▶ _Records shown_
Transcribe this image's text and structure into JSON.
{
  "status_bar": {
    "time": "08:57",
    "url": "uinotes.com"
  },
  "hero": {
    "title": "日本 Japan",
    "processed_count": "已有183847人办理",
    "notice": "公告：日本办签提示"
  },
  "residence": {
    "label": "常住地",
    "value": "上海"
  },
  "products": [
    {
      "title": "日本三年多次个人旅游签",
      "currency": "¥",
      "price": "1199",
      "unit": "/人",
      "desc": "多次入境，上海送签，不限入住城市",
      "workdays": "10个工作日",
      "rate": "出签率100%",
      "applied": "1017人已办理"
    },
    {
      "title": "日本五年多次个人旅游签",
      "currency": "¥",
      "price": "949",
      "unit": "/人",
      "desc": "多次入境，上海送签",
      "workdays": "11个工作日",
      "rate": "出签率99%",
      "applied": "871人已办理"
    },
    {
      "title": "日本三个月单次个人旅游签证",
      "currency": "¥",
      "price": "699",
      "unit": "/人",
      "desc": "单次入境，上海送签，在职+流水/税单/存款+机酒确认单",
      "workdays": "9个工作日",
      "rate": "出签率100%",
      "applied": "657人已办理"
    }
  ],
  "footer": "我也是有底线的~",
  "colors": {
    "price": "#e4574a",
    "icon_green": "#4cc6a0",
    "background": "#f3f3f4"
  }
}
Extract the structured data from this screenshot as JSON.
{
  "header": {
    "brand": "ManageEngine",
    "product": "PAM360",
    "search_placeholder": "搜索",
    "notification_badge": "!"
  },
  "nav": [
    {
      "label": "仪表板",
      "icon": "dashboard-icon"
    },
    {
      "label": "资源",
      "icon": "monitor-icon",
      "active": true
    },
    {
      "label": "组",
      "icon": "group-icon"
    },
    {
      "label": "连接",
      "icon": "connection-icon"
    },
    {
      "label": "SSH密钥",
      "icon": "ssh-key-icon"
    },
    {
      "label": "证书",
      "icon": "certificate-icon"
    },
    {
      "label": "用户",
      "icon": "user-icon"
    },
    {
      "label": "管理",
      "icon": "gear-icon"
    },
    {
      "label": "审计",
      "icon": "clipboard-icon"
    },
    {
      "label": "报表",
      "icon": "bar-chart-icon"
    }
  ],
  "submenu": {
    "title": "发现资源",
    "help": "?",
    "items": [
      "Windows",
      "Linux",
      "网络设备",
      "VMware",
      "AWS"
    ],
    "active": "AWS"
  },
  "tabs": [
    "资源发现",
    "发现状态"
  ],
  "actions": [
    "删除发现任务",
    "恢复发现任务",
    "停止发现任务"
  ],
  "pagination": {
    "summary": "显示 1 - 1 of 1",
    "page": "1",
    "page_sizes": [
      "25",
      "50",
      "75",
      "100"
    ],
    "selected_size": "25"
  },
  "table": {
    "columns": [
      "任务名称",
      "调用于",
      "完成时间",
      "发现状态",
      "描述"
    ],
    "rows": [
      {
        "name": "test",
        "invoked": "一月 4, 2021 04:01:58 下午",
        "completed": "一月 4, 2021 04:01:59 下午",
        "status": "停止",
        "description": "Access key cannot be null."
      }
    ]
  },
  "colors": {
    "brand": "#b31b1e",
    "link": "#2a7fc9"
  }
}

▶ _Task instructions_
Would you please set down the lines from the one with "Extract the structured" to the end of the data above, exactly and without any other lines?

▶ _Response below_
Extract the structured data from this screenshot as JSON.
{
  "header": {
    "brand": "ManageEngine",
    "product": "PAM360",
    "search_placeholder": "搜索",
    "notification_badge": "!"
  },
  "nav": [
    {
      "label": "仪表板",
      "icon": "dashboard-icon"
    },
    {
      "label": "资源",
      "icon": "monitor-icon",
      "active": true
    },
    {
      "label": "组",
      "icon": "group-icon"
    },
    {
      "label": "连接",
      "icon": "connection-icon"
    },
    {
      "label": "SSH密钥",
      "icon": "ssh-key-icon"
    },
    {
      "label": "证书",
      "icon": "certificate-icon"
    },
    {
      "label": "用户",
      "icon": "user-icon"
    },
    {
      "label": "管理",
      "icon": "gear-icon"
    },
    {
      "label": "审计",
      "icon": "clipboard-icon"
    },
    {
      "label": "报表",
      "icon": "bar-chart-icon"
    }
  ],
  "submenu": {
    "title": "发现资源",
    "help": "?",
    "items": [
      "Windows",
      "Linux",
      "网络设备",
      "VMware",
      "AWS"
    ],
    "active": "AWS"
  },
  "tabs": [
    "资源发现",
    "发现状态"
  ],
  "actions": [
    "删除发现任务",
    "恢复发现任务",
    "停止发现任务"
  ],
  "pagination": {
    "summary": "显示 1 - 1 of 1",
    "page": "1",
    "page_sizes": [
      "25",
      "50",
      "75",
      "100"
    ],
    "selected_size": "25"
  },
  "table": {
    "columns": [
      "任务名称",
      "调用于",
      "完成时间",
      "发现状态",
      "描述"
    ],
    "rows": [
      {
        "name": "test",
        "invoked": "一月 4, 2021 04:01:58 下午",
        "completed": "一月 4, 2021 04:01:59 下午",
        "status": "停止",
        "description": "Access key cannot be null."
      }
    ]
  },
  "colors": {
    "brand": "#b31b1e",
    "link": "#2a7fc9"
  }
}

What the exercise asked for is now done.